## PROBLEM REQUIREMENTS
Report every line of the data that includes "name".

== Segment start ==

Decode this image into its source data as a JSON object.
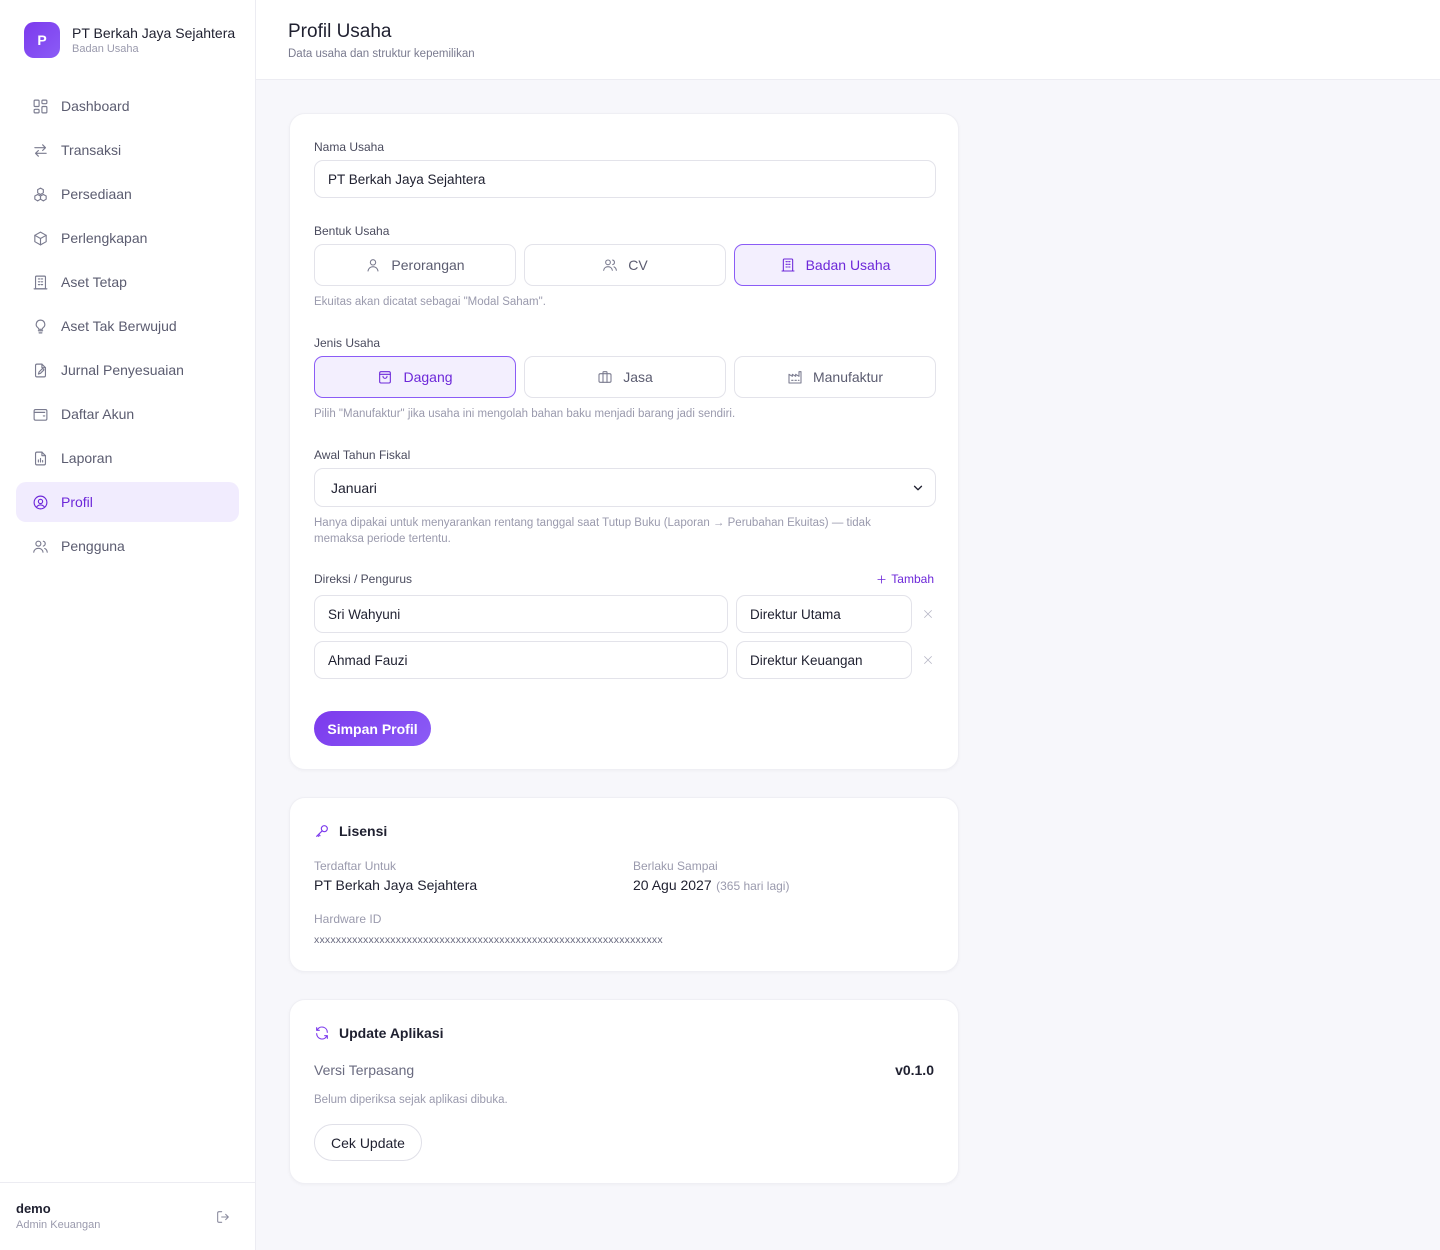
{
  "brand": {
    "logo_letter": "P",
    "name": "PT Berkah Jaya Sejahtera",
    "subtitle": "Badan Usaha"
  },
  "sidebar": {
    "items": [
      {
        "label": "Dashboard",
        "icon": "grid-icon",
        "active": false
      },
      {
        "label": "Transaksi",
        "icon": "arrows-exchange-icon",
        "active": false
      },
      {
        "label": "Persediaan",
        "icon": "boxes-icon",
        "active": false
      },
      {
        "label": "Perlengkapan",
        "icon": "package-icon",
        "active": false
      },
      {
        "label": "Aset Tetap",
        "icon": "building-icon",
        "active": false
      },
      {
        "label": "Aset Tak Berwujud",
        "icon": "lightbulb-icon",
        "active": false
      },
      {
        "label": "Jurnal Penyesuaian",
        "icon": "file-edit-icon",
        "active": false
      },
      {
        "label": "Daftar Akun",
        "icon": "wallet-icon",
        "active": false
      },
      {
        "label": "Laporan",
        "icon": "report-icon",
        "active": false
      },
      {
        "label": "Profil",
        "icon": "user-circle-icon",
        "active": true
      },
      {
        "label": "Pengguna",
        "icon": "users-icon",
        "active": false
      }
    ]
  },
  "user": {
    "name": "demo",
    "role": "Admin Keuangan"
  },
  "header": {
    "title": "Profil Usaha",
    "subtitle": "Data usaha dan struktur kepemilikan"
  },
  "form": {
    "nama_usaha_label": "Nama Usaha",
    "nama_usaha_value": "PT Berkah Jaya Sejahtera",
    "bentuk_usaha_label": "Bentuk Usaha",
    "bentuk_usaha_options": [
      {
        "label": "Perorangan",
        "icon": "user-icon",
        "selected": false
      },
      {
        "label": "CV",
        "icon": "users-icon",
        "selected": false
      },
      {
        "label": "Badan Usaha",
        "icon": "building-icon",
        "selected": true
      }
    ],
    "bentuk_usaha_hint": "Ekuitas akan dicatat sebagai \"Modal Saham\".",
    "jenis_usaha_label": "Jenis Usaha",
    "jenis_usaha_options": [
      {
        "label": "Dagang",
        "icon": "shopping-bag-icon",
        "selected": true
      },
      {
        "label": "Jasa",
        "icon": "briefcase-icon",
        "selected": false
      },
      {
        "label": "Manufaktur",
        "icon": "factory-icon",
        "selected": false
      }
    ],
    "jenis_usaha_hint": "Pilih \"Manufaktur\" jika usaha ini mengolah bahan baku menjadi barang jadi sendiri.",
    "fiskal_label": "Awal Tahun Fiskal",
    "fiskal_value": "Januari",
    "fiskal_hint": "Hanya dipakai untuk menyarankan rentang tanggal saat Tutup Buku (Laporan → Perubahan Ekuitas) — tidak memaksa periode tertentu.",
    "direksi_label": "Direksi / Pengurus",
    "tambah_label": "Tambah",
    "direksi": [
      {
        "name": "Sri Wahyuni",
        "role": "Direktur Utama"
      },
      {
        "name": "Ahmad Fauzi",
        "role": "Direktur Keuangan"
      }
    ],
    "save_label": "Simpan Profil"
  },
  "license": {
    "title": "Lisensi",
    "registered_label": "Terdaftar Untuk",
    "registered_value": "PT Berkah Jaya Sejahtera",
    "valid_label": "Berlaku Sampai",
    "valid_value": "20 Agu 2027",
    "valid_remaining": "(365 hari lagi)",
    "hardware_label": "Hardware ID",
    "hardware_value": "xxxxxxxxxxxxxxxxxxxxxxxxxxxxxxxxxxxxxxxxxxxxxxxxxxxxxxxxxxxxxxxx"
  },
  "update": {
    "title": "Update Aplikasi",
    "installed_label": "Versi Terpasang",
    "installed_value": "v0.1.0",
    "status_text": "Belum diperiksa sejak aplikasi dibuka.",
    "check_label": "Cek Update"
  },
  "colors": {
    "accent": "#7c3aed",
    "accent_bg": "#f1ecfe",
    "page_bg": "#f7f7fb"
  }
}
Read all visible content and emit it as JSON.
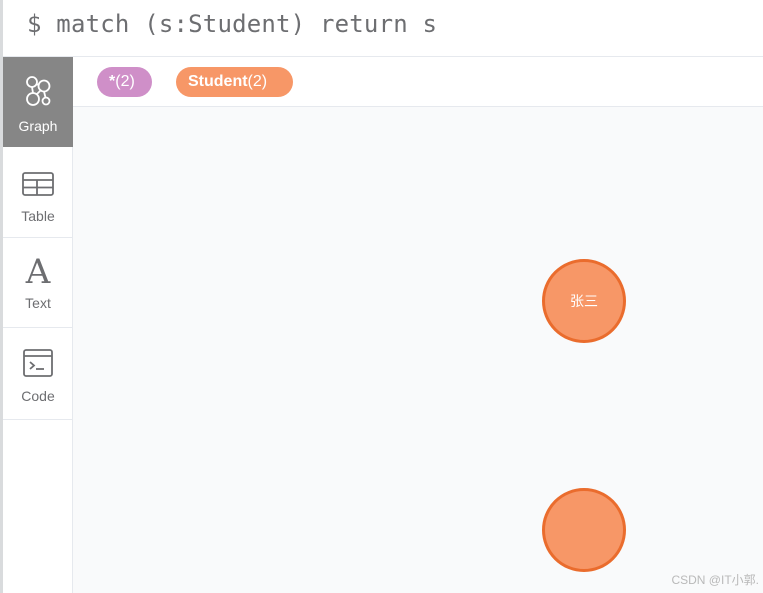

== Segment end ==

## THE COMPLETED TASK
    "name": "PT Berkah Jaya Sejahtera",
    "name": "demo",
        "name": "Sri Wahyuni",
        "name": "Ahmad Fauzi",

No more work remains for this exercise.